Congressional Internet Caucus Co-Chairs Rep. Doug Collins (R-Ga.) and Rep. Anna G. Eshoo (D-Ca.) introduced a resolution to recognize the 50th anniversary of the Internet and commemorate the first digital data transmission on the ARPANET from UCLA to the Stanford Research Institute.
“The invention of the Internet has completely transformed every aspect of our lives, opening the door to countless opportunities for growth and innovation,” said Collins. “As co-chair of the Congressional Internet Caucus, I’m proud to join Rep. Eshoo in commemorating the first message sent on the ARPANET and recognizing the many individuals who contributed to this revolutionary invention. As we look ahead to the future of the Internet, I’m committed to ensuring more and more communities gain access to this critical resource, which has quickly become a pre-requisite for economic growth here in America.”
The resolution recognizes the first message sent from one computer to another using the Advanced Research Projects Agency Network (ARPANET), a predecessor to the modern Internet funded by the Department of Defense’s Advanced Research Projects Agency. It honors the contributions of researchers, universities, government agencies, nonprofits, and private companies in the development of the Internet.
“For the past 50 years, the Internet has continually revolutionized how Americans live, learn, work, and connect with one another,” said Eshoo. “Our resolution commemorates the American ingenuity that led to the Internet, and the key role the federal government played in its development. I’m especially proud of the pivotal role that the Stanford Research Institute, which is in my District, played in the Internet’s foundation, receiving the first digital data transmission on the ARPANET, a pioneering predecessor to the modern Internet. I look forward to the next 50 years of Internet innovation and the bold inventions yet unimagined.”
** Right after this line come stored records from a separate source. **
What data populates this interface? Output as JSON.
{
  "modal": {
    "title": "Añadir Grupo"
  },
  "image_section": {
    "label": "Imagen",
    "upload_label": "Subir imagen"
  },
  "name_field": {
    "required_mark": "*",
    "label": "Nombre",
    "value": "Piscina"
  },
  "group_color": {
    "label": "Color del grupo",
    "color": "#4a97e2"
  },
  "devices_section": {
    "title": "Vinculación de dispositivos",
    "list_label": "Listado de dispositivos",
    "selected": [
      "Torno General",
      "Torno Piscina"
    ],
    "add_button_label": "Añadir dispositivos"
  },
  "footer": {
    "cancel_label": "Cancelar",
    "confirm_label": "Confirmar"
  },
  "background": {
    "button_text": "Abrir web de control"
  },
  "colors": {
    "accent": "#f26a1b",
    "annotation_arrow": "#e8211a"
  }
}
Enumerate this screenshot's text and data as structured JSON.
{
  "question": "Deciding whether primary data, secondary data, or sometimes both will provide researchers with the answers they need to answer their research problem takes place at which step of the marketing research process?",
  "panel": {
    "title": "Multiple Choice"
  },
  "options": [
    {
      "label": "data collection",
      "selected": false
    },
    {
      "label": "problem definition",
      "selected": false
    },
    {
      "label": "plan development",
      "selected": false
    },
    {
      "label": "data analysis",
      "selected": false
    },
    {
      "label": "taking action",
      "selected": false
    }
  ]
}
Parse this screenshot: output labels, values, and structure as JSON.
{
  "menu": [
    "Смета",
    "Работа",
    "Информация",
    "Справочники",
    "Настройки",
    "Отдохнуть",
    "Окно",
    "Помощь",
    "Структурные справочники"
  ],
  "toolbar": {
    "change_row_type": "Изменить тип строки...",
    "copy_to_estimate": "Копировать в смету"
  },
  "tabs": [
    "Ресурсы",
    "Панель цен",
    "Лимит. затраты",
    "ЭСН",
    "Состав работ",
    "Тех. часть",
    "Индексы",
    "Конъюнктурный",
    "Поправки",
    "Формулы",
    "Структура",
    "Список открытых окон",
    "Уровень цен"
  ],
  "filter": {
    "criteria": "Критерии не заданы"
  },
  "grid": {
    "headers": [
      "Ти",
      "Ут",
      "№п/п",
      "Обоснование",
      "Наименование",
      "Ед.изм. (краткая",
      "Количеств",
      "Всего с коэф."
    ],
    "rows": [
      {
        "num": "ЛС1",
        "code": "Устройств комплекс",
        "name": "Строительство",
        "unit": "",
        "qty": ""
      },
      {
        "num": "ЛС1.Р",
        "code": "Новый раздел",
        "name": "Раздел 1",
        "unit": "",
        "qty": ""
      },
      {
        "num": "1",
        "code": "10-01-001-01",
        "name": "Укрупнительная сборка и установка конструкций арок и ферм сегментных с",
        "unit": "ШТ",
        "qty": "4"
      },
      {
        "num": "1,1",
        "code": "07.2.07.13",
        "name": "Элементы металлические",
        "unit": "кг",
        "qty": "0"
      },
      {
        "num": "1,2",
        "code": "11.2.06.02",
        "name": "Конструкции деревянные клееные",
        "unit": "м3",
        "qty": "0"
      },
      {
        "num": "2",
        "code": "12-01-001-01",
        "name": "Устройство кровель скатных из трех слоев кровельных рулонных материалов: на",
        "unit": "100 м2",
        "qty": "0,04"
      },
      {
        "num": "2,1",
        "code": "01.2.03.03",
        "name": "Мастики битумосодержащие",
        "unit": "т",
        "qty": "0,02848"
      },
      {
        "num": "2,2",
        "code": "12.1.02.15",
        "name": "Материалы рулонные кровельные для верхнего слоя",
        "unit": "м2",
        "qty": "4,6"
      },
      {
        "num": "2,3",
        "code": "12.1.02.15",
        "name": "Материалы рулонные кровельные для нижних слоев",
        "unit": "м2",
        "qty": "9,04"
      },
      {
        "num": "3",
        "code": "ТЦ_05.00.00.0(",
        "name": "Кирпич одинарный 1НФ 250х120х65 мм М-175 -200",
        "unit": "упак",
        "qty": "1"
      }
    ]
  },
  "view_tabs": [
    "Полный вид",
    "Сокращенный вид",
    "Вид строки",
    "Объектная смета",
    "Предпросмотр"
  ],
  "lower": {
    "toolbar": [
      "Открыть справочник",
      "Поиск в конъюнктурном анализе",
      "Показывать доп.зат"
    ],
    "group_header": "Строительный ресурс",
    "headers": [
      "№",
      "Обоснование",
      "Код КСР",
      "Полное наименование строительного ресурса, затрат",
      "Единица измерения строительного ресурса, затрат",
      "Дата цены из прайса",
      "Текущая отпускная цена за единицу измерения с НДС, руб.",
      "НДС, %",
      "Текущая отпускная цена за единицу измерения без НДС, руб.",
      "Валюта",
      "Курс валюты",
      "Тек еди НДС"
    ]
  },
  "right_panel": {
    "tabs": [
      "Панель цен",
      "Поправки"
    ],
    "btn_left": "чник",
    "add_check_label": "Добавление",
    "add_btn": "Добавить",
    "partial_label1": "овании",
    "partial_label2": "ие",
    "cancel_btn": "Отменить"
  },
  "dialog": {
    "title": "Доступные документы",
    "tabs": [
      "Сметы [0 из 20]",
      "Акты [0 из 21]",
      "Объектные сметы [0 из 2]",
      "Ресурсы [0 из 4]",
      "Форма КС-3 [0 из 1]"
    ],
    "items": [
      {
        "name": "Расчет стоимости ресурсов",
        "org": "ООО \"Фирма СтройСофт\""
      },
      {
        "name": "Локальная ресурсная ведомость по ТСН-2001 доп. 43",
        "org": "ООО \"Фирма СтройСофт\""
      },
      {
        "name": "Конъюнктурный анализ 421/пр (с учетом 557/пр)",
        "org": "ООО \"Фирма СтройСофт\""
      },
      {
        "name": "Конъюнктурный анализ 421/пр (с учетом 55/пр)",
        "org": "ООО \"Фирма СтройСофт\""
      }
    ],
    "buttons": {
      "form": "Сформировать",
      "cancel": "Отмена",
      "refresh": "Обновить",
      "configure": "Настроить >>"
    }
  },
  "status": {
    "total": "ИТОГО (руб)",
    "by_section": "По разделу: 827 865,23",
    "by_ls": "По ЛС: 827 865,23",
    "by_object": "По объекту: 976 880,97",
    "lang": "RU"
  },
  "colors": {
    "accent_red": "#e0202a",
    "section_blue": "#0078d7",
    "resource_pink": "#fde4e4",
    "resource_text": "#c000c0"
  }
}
Collins and Eshoo co-chair the Congressional Internet Caucus, a bipartisan group of over 100 members of the House and Senate working to educate their colleagues about the promise and potential of the Internet.